Home Equity Lines of Credit (HELOCs) appear to be on a new upswing, according to data cited in a report on HousingWire by senior reporter Bill Conroy. Based on data released separately by the Federal Reserve Bank of New York and TransUnion, respectively, limits on HELOCs jumped by $18 billion in Q2 2022, and HELOC originations jumped 41% between Q2 2021 and 2022.
Reverse mortgages and HELOCs in some sense are seen as competitors, though unlike reverse mortgages there is no age restriction on HELOCs. However, the origination volume for HELOCs still tends to be much higher than Home Equity Conversion Mortgage (HECM) or proprietary reverse mortgage volume, though a spike in HELOCs also has the potential to illustrate a renewed interest in the tapping of home equity.
To get a better idea about whether or not there is opportunity for the reverse mortgage business related to the spike of this adjacent product, RMD solicited input from reverse mortgage professionals and analysts.
If there is an opportunity present for reverse mortgages
When asked specifically about whether or not a resurgence in HELOC volume provides potential opportunity for reverse mortgages, the potential was apparent to John Lunde, president of Reverse Market Insight (RMI).
“Absolutely, I think it speaks to consumer interest in using home equity for their cash flow across the age spectrum as it continues to be the largest source of potential funds for most households,” Lunde told RMD. “The younger borrower might be using it as a way to avoid replacing a lower rate first lien mortgage, which isn’t a motivation for reverse for older clients, but the added motivation of not repaying principal and interest or qualifying for that monthly payment is a push in favor of reverse that forward doesn’t have.”
Also seeing potential opportunity for the reverse business is Steven Sless, reverse mortgage division president at Primary Residential Mortgage, Inc. (PRMI).
“Yes, absolutely. With housing wealth representing the vast majority of the average American retiree’s net worth, many homeowners and their advisers are finding that it’s not prudent to ignore what is in most cases their largest asset,” he says. “Particularly to hedge against sequence of return and withdraw rate risk during this and future bear markets.”
HELOCs as a barometer of interest in equity lending, education
Both Lunde and Sless agree that the newfound fuel in HELOC volume could be an indicator of broader acceptance of home equity lending, which could encompass reverse mortgages particularly as people get older.
“Homeowners understanding the concept of incorporating their home equity into a comprehensive financial plan is a good thing for the reverse industry,” Sless says. “Now, it’s on us to educate them about why and how a reverse mortgage is the best route to put that equity to good use.”
For Lunde, the indications of interest in home equity could serve as a signpost for industry participants to potentially bring new partners into the fold.
“I do think we’re in a position where HELOC lending can be a good broad indicator for interest in reverse as well, and potentially lender interest in offering reverse for companies that aren’t already in the space,” he says.

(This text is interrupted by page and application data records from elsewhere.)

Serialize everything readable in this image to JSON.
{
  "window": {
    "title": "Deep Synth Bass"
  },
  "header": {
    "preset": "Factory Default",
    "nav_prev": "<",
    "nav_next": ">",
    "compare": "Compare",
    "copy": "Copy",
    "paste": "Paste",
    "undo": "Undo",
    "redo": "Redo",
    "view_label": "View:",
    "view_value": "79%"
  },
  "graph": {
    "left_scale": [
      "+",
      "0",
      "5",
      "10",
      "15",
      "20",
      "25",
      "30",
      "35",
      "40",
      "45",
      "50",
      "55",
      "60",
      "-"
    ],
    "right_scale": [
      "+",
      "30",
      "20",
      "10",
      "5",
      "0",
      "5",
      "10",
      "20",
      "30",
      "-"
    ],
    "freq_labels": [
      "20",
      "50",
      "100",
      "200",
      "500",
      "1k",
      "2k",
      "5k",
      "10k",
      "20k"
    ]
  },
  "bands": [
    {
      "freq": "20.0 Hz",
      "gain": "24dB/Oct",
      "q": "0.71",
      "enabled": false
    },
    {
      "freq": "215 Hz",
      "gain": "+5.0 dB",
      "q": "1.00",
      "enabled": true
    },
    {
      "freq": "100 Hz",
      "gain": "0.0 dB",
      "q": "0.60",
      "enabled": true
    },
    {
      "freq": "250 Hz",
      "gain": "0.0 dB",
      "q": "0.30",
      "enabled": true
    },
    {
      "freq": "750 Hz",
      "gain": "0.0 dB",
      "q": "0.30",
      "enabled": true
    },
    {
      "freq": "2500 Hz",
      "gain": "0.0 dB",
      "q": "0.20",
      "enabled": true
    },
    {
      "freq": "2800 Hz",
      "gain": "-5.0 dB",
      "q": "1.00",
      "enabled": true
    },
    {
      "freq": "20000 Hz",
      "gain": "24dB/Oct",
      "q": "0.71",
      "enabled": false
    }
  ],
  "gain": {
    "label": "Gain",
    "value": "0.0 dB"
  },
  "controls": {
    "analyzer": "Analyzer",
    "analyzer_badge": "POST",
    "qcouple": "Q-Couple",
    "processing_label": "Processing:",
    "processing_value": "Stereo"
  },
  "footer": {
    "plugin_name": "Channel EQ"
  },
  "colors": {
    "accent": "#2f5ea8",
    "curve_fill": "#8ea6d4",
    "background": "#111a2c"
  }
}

When it comes to product education, a new kind of acceptance for home equity lending could indicate a need for the industry to pivot to some new priorities especially considering the sizable investments that industry companies and organizations have made in that effort, Sless says.

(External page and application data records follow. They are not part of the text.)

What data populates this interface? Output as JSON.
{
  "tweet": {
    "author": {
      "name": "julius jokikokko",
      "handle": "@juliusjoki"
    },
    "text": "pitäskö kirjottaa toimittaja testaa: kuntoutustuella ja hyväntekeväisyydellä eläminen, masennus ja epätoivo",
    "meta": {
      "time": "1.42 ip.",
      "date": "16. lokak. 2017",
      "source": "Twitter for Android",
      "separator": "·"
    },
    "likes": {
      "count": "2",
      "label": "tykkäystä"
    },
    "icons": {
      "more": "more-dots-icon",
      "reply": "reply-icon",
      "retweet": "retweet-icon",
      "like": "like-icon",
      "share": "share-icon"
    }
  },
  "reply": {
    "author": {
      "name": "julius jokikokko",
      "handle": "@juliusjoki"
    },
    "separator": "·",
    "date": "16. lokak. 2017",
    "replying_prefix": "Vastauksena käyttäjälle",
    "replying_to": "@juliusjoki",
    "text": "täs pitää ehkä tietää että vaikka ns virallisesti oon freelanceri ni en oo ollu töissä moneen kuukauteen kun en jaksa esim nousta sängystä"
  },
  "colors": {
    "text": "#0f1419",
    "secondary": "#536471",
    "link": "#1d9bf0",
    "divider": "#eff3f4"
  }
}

“While the reverse industry, by and large, has focused our efforts on educating folks on the benefits of reverse mortgages in recent years, there is far more education needed,” he says. “Particularly to those in the financial services industries and even to local bankers who are finding themselves talking to more potential reverse mortgage candidates but often do not offer reverse mortgage products.”
While the industry has some of its own secondary and capital markets concerns at the moment, the viability of the reverse product is something to be accentuated, Sless says.
“We offer a viable solution during a time of economic turmoil,” he says. “A solution that oftentimes goes overlooked because of the visceral response many folks have when they hear the term ‘reverse mortgage.’ Reverse professionals that wish to be in this space for the long haul should be using this opportunity in the marketplace to establish their presence and their brand in their local market as a reverse mortgage leader.”
What the industry should do next
In terms of where the industry would be well-suited to go next based on this spike in HELOC volume, Lunde says that taking to heart the idea that HELOC lending could serve as a broad indicator of home equity interest — including in reverse mortgages — should be kept in mind by industry professionals.
“The industry should be looking to capitalize on both fronts, continuing to get in front of the consumer and also in front of lenders that can offer reverse but aren’t currently if they’re interested in HELOCs,” he says.
Likewise, Sless says that a renewed HELOC interest could serve as a “golden opportunity” for the reverse mortgage space.
“[That’s particularly true of] the line of credit option as a viable alternative to a traditional HELOC,” he says. “We should be communicating the benefits of a reverse mortgage over more traditional methods of accessing home equity while articulating the similarities between these other options and their reverse cousins. The more we relate reverse loans which are often misunderstood to loans that the consumer better understands, the more comfortable consumers and financial professionals become with our products.”